        Like- "if people still refuse to vote Republican, then they DEFINITELY are iNaive, OR they have a serious perception issue. ".Imagine if a company like Chrysler said: "if consumers still refuse to adopt our car, then they DEFINITELY are iNaive, OR they have a serious perception issue. ".
        in other words 'it's the consumers fault they're not buying us (they are to blame) because we did everything right (it's not our fault)'. That's great for a chuckle.
        It's not our job or responsibility to buy WP7. Your brain is scattered- try to collect yourself. With WP7 zealots like yourself, I also see why the platform is having difficulty.

        Like they say in sports- check the scoreboard.

        Should be called WP1 since it's a brand new platform.
        bonzo99
    • RE: Is the Microsoft brand helping or hurting Windows Phone 7?

      @browser.
      "still they cannot COPY them properly"
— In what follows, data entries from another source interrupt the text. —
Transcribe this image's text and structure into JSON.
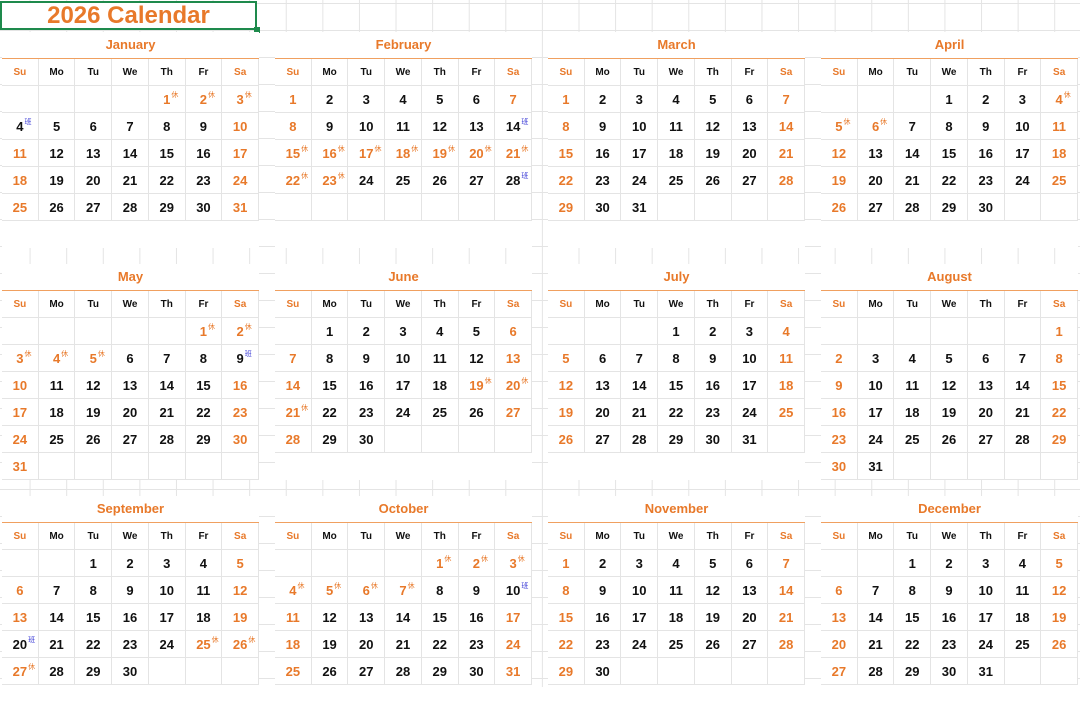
{
  "title": "2026 Calendar",
  "weekday_headers": [
    "Su",
    "Mo",
    "Tu",
    "We",
    "Th",
    "Fr",
    "Sa"
  ],
  "colors": {
    "accent": "#e8792a",
    "workday_mark": "#3b3bd6",
    "selection": "#1e8a4c"
  },
  "rest_mark": "休",
  "work_mark": "班",
  "months": [
    {
      "name": "January",
      "start": 4,
      "days": 31,
      "rest": [
        1,
        2,
        3
      ],
      "work": [
        4
      ]
    },
    {
      "name": "February",
      "start": 0,
      "days": 28,
      "rest": [
        15,
        16,
        17,
        18,
        19,
        20,
        21,
        22,
        23
      ],
      "work": [
        14,
        28
      ]
    },
    {
      "name": "March",
      "start": 0,
      "days": 31,
      "rest": [],
      "work": []
    },
    {
      "name": "April",
      "start": 3,
      "days": 30,
      "rest": [
        4,
        5,
        6
      ],
      "work": []
    },
    {
      "name": "May",
      "start": 5,
      "days": 31,
      "rest": [
        1,
        2,
        3,
        4,
        5
      ],
      "work": [
        9
      ]
    },
    {
      "name": "June",
      "start": 1,
      "days": 30,
      "rest": [
        19,
        20,
        21
      ],
      "work": []
    },
    {
      "name": "July",
      "start": 3,
      "days": 31,
      "rest": [],
      "work": []
    },
    {
      "name": "August",
      "start": 6,
      "days": 31,
      "rest": [],
      "work": []
    },
    {
      "name": "September",
      "start": 2,
      "days": 30,
      "rest": [
        25,
        26,
        27
      ],
      "work": [
        20
      ]
    },
    {
      "name": "October",
      "start": 4,
      "days": 31,
      "rest": [
        1,
        2,
        3,
        4,
        5,
        6,
        7
      ],
      "work": [
        10
      ]
    },
    {
      "name": "November",
      "start": 0,
      "days": 30,
      "rest": [],
      "work": []
    },
    {
      "name": "December",
      "start": 2,
      "days": 31,
      "rest": [],
      "work": []
    }
  ]
}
      Who cares, honestly I've had my HD7 for a month, and I've only used copy and paste feature a few times. Heck, the only time I use copy and paste is when I'm researching for something, and I'd never do anything like that on a small mobile device. Smart phones are content consuming devices not made for a computer replacement.
      mgaul
      • RE: Is the Microsoft brand helping or hurting Windows Phone 7?

        @mgaul
        I think you missed his point. He?s saying that Microsoft didn?t copy the iPhone from 2007 in late 2010. It was the Windows fanboys that made a big deal over cut, copy, and paste. For two years they made a big deal about the iPhone not having it. When WP7SOS was released without that very same feature, suddenly it was not a big deal. In reality it was never a big deal, but that did not stop them from making a mountain out of a molehill. What you are seeing is the tables being turned on the people that companied about the iPhone. THere were people that made a big deal about jailbroken iPhone being bricked by an iOS update, yet they wanted to give Microsoft a pass when ?No Do? bricked normal WP7SOS phones. These very same people complained that it was Apple?s fault that an update bricked modified iPhones, yet it was Samsung?s fault that a Microsoft update bricked non modified WP7SOS phones.
        Rick_K
    • Choke Point.

      @browser,

      <a href=http://www.zdnet.com/tb/1-97468-1880112?tag=talkback-river;1_97468_1880112>MS' main choking point appears to be sales at stores</a>. MS needs to ensure that very slick pre-configured WP7 phones (that include full, rich information about one of several pre-set users, as well as several great looking apps) are made available to stores. MS should also have salespersons compete to sell the most WP7 every month in stores, in order to win rewards. This should not only drive sales, but induce salespersons to learn more about and better appreciate WP7 devices.
      P. Douglas